The full decision can be read here in Dutch: Rechtbank Rotterdam 23 april 2019, ECLI:NL:RBROT:2019:3688.
Limited transparency and public access to information at financial regulators
Under the Government Information Public Access Act (Wet openbaarheid van bestuur), anyone can request a government body for information about an administrative matter. The Dutch Central Bank (De Nederlandsche Bank, ‘DNB’) and its regulatory counterpart the Netherlands Authority for the Financial Markter (Autoriteit Financiële Markten) however, are in principle excluded from the applicability of this Act.
The key question in this case was whether or not this exception for the financial regulators merely regards confidential information relating to supervision of individual financial institutions. This in view of the duty of secrecy as laid down in the Netherlands Financial Supervision Act with regard to confidential information obtained pursuant to supervisory powers.
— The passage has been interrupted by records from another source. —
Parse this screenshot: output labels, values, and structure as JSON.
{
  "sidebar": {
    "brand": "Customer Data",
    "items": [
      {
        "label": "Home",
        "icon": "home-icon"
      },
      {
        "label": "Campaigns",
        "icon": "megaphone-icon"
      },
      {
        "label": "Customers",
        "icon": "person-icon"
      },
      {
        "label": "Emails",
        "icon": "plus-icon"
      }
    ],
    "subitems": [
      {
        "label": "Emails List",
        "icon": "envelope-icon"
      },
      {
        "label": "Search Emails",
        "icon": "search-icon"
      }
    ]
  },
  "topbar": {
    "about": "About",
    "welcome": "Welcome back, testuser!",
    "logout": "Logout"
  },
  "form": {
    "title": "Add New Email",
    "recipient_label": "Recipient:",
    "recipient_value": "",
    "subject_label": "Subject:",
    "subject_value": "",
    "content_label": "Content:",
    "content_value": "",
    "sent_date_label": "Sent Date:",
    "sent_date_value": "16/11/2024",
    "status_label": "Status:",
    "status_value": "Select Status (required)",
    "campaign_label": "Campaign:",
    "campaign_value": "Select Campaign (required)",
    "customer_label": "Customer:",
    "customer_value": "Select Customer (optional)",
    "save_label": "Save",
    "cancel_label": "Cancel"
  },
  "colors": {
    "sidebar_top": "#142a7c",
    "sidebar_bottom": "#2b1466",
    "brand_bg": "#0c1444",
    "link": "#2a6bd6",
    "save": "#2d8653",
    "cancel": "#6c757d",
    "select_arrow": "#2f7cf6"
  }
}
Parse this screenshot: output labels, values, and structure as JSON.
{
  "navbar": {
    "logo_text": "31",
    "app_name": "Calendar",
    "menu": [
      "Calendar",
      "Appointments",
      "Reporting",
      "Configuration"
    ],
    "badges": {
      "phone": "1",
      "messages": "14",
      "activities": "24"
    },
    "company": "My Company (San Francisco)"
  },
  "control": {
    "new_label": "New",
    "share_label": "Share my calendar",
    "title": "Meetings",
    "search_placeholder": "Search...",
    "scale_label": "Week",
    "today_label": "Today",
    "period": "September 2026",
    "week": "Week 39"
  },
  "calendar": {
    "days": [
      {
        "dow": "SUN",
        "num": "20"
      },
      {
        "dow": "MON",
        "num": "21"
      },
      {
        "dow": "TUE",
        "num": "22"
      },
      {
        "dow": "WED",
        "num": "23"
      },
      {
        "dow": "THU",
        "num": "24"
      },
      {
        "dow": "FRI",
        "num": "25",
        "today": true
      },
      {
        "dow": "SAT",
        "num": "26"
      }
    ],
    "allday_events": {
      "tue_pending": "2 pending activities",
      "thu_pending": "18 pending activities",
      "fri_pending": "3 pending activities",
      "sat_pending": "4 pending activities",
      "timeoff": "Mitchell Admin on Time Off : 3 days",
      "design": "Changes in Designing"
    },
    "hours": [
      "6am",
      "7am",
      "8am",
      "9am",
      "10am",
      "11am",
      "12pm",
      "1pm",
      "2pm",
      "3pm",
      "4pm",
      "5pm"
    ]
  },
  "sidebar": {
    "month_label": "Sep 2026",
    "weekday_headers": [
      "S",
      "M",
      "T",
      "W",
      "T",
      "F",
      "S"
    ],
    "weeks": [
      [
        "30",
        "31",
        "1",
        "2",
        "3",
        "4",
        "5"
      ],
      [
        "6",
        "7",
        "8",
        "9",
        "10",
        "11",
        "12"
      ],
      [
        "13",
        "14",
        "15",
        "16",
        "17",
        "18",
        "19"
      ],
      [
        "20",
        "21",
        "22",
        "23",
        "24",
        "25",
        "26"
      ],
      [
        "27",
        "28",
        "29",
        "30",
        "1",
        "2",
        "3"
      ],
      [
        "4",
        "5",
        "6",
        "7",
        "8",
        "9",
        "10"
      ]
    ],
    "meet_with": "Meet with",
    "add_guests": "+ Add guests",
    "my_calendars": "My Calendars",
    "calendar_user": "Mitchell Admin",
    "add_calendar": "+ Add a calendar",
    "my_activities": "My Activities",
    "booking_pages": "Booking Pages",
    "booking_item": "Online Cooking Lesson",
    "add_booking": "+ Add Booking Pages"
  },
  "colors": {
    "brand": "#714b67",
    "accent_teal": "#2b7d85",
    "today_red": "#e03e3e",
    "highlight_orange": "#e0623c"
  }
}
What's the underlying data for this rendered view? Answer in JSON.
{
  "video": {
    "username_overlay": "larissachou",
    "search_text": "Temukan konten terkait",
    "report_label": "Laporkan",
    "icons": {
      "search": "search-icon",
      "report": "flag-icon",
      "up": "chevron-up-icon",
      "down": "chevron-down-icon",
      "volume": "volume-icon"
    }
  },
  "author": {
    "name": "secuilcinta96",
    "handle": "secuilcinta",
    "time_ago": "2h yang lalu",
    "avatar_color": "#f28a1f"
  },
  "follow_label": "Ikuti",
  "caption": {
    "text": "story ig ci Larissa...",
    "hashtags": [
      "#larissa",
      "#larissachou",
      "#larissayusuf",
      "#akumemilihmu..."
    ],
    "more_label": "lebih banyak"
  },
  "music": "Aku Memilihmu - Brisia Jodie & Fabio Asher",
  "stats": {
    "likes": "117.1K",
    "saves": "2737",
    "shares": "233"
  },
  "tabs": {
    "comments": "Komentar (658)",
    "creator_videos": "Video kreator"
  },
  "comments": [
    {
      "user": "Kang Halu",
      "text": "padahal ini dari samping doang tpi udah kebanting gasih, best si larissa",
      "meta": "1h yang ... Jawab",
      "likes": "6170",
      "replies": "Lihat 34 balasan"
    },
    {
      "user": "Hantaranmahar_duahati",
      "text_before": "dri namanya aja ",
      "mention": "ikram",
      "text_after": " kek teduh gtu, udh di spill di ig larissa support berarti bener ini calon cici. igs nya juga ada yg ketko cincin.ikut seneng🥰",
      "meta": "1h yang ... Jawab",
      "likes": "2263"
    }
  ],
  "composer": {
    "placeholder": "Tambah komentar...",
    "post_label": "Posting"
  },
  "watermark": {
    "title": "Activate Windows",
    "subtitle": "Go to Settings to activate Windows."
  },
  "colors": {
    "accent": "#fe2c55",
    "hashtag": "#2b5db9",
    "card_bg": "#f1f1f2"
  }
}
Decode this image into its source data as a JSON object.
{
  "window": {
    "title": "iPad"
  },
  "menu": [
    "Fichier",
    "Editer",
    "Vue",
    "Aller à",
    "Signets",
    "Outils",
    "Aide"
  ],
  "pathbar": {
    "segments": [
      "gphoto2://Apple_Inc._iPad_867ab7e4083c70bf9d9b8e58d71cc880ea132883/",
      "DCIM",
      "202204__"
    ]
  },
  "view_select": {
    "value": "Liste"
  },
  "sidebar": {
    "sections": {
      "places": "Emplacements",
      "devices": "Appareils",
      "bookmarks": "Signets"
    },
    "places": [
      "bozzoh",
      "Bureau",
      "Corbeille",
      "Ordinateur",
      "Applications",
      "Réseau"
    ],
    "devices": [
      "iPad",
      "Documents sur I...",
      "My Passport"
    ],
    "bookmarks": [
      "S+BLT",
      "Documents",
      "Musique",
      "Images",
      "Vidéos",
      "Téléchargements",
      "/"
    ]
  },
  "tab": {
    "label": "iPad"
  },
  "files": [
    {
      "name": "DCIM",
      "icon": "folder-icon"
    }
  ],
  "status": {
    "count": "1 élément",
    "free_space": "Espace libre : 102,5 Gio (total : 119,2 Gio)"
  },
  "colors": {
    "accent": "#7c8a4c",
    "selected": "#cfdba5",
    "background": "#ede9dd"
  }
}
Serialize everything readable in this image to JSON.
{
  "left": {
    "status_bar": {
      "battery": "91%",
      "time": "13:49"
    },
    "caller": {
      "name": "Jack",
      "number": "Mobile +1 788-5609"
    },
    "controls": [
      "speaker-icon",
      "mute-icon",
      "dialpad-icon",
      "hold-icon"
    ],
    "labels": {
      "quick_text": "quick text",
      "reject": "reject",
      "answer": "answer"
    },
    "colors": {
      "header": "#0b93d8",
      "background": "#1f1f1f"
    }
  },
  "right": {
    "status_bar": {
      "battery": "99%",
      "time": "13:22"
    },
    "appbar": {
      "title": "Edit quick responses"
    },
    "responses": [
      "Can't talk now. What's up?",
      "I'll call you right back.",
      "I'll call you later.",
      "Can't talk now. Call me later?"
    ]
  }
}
According to the applicant in question, information on the financing of, in this case, DNB and the funding of financial supervision does not fall under the exception and should be made public.
The Council of State (Raad van State), the highest administrative court for these matters, found that the exception makes no distinction between types of documents. Therefore all documents following from and relating to supervision of financial institutions are excluded from requests to disclose such information.
Also in respect of the requested documents in this case, the Government Information Public Access Act does not apply to DNB. The fact that DNB did provide some information on the topic without being obliged to do so was not considered arbitrary.
The full decision can be read here in Dutch: Afdeling Bestuursrechtspraak van de Raad van State, 17 april 2019, ECLI:NL:RVS:2019:1236
First compulsory transfer of shares following transfer plan of DNB upheld
This case regards the first compulsory transfer of shares of banks or insurers to a new owner ordered by the Dutch Central Bank (De Nederlandsche Bank, ‘DNB’) and discusses the intensity of the court’s assessment thereof. This specific case regards the transfer of assets in a life insurance company that created quite some media attention.
Given developments potentially jeopardizing the assets and solvency of the life insurer, financial regulator DNB intervened and prepared a plan for transfer of the shares in the life insurer, which instrument DNB has to execute the compulsory transfer of an ailing bank or insurer. In the eyes of DNB, the insurer’s board and shareholders failed to take sufficient measures to strengthen the capital position of the life insurer. DNB ultimately requested the Amsterdam Court to approve its transfer plan and pronounce the transfer regulations.
The courts’ decision was only subject to appeal in cassation with the Supreme Court of the Netherlands.
It has confirmed that the court can approve a transfer plan if it summarily appears that there are dangerous developments regarding the assets, solvency, liquidity or technical facilities.
Although there has been a change in legal terminology to bring the relevant criterion of the Financial Supervision Act (Wet op het financieel toezicht, ‘Wft’) in line with the Bankruptcy Act (Faillissementswet, ‘Fw’), this did not change the extent of the review says the Supreme Court. The court still is to perform a cautious review of such situation.
In the Supreme Court’s view this is exactly what happened. The court examined the substantive arguments of both parties and did not perform a more cautious review than the law requires. As a result it’s decision is upheld. The full decision can be read here in Dutch: Hoge Raad 17 mei 2019 ECLI:NL:HR:2019:746